Suppose we have an arbitrary string, s.
s has the property of being from just about anywhere in the world. People from USA, Japan, Korea, Russia, China and Greece all write into s from time to time. Fortunately we don't have time travellers using Linear A, however.
For the sake of discussion, let's presume we want to do string operations such as:
- index into
and, just because this is for the sake of discussion, let's presume we want to write these routines ourselves (instead of grabbing a library), and we have no legacy software to maintain.
There are 3 standards for Unicode: utf-8, utf-16, and utf-32, each with pros and cons.

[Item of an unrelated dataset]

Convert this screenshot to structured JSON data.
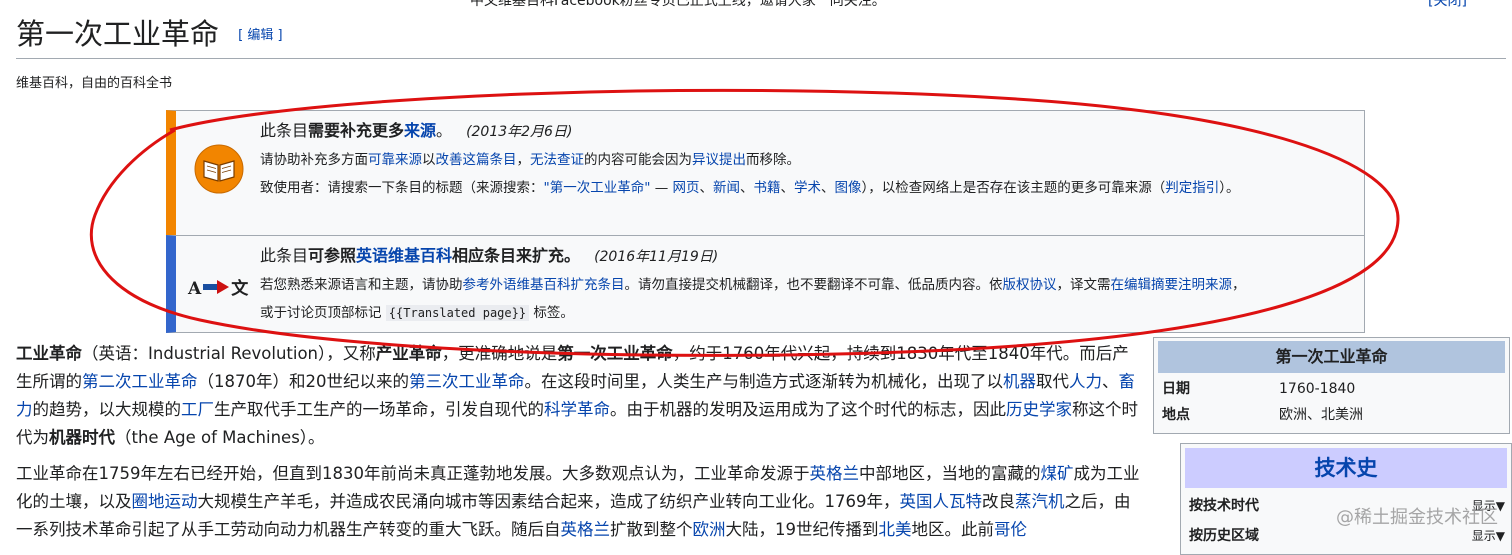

But let's say I'm sorta dumb, and I want one Unicode to rule them all (because rolling a dynamically adapting library for 3 different kinds of string encodings that hides the difference from the API user sounds hard).
- Which encoding is most general?
- Which encoding is supported by wchar_t?
- Which encoding is supported by the STL?
- Are these encodings all(or not at all) null-terminated?
The point of this question is to educate myself and others in useful and usable information for Unicode: reading the RFCs is fine, but there's a 'stack' of information related to compilers, languages, and operating systems that the RFCs do not cover, but is vital to know to actually use Unicode in a real app.